**Element data from apps and pages**:

────────

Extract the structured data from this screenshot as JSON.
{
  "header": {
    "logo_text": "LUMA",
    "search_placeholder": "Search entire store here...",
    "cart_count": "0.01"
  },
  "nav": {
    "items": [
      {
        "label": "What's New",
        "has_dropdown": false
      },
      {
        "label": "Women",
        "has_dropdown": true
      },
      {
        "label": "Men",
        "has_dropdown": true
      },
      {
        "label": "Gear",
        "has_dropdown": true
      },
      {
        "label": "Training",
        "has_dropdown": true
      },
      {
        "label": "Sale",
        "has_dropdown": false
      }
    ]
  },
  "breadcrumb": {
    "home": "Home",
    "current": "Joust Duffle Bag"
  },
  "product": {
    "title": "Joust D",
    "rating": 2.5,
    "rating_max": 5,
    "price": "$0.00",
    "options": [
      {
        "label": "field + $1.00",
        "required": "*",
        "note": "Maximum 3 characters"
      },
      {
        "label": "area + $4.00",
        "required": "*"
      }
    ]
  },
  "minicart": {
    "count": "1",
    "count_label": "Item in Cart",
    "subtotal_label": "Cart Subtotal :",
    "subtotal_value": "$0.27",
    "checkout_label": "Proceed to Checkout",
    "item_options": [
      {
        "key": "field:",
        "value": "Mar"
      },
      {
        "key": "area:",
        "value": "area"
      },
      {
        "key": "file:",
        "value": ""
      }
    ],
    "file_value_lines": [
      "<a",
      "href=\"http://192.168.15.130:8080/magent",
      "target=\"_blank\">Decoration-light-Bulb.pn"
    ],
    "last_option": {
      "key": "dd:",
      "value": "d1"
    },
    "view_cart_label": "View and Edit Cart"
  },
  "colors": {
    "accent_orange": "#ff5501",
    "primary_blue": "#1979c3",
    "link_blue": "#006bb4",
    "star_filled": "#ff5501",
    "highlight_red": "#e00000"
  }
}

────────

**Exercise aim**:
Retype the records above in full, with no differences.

**Solved exercise**:
Extract the structured data from this screenshot as JSON.
{
  "header": {
    "logo_text": "LUMA",
    "search_placeholder": "Search entire store here...",
    "cart_count": "0.01"
  },
  "nav": {
    "items": [
      {
        "label": "What's New",
        "has_dropdown": false
      },
      {
        "label": "Women",
        "has_dropdown": true
      },
      {
        "label": "Men",
        "has_dropdown": true
      },
      {
        "label": "Gear",
        "has_dropdown": true
      },
      {
        "label": "Training",
        "has_dropdown": true
      },
      {
        "label": "Sale",
        "has_dropdown": false
      }
    ]
  },
  "breadcrumb": {
    "home": "Home",
    "current": "Joust Duffle Bag"
  },
  "product": {
    "title": "Joust D",
    "rating": 2.5,
    "rating_max": 5,
    "price": "$0.00",
    "options": [
      {
        "label": "field + $1.00",
        "required": "*",
        "note": "Maximum 3 characters"
      },
      {
        "label": "area + $4.00",
        "required": "*"
      }
    ]
  },
  "minicart": {
    "count": "1",
    "count_label": "Item in Cart",
    "subtotal_label": "Cart Subtotal :",
    "subtotal_value": "$0.27",
    "checkout_label": "Proceed to Checkout",
    "item_options": [
      {
        "key": "field:",
        "value": "Mar"
      },
      {
        "key": "area:",
        "value": "area"
      },
      {
        "key": "file:",
        "value": ""
      }
    ],
    "file_value_lines": [
      "<a",
      "href=\"http://192.168.15.130:8080/magent",
      "target=\"_blank\">Decoration-light-Bulb.pn"
    ],
    "last_option": {
      "key": "dd:",
      "value": "d1"
    },
    "view_cart_label": "View and Edit Cart"
  },
  "colors": {
    "accent_orange": "#ff5501",
    "primary_blue": "#1979c3",
    "link_blue": "#006bb4",
    "star_filled": "#ff5501",
    "highlight_red": "#e00000"
  }
}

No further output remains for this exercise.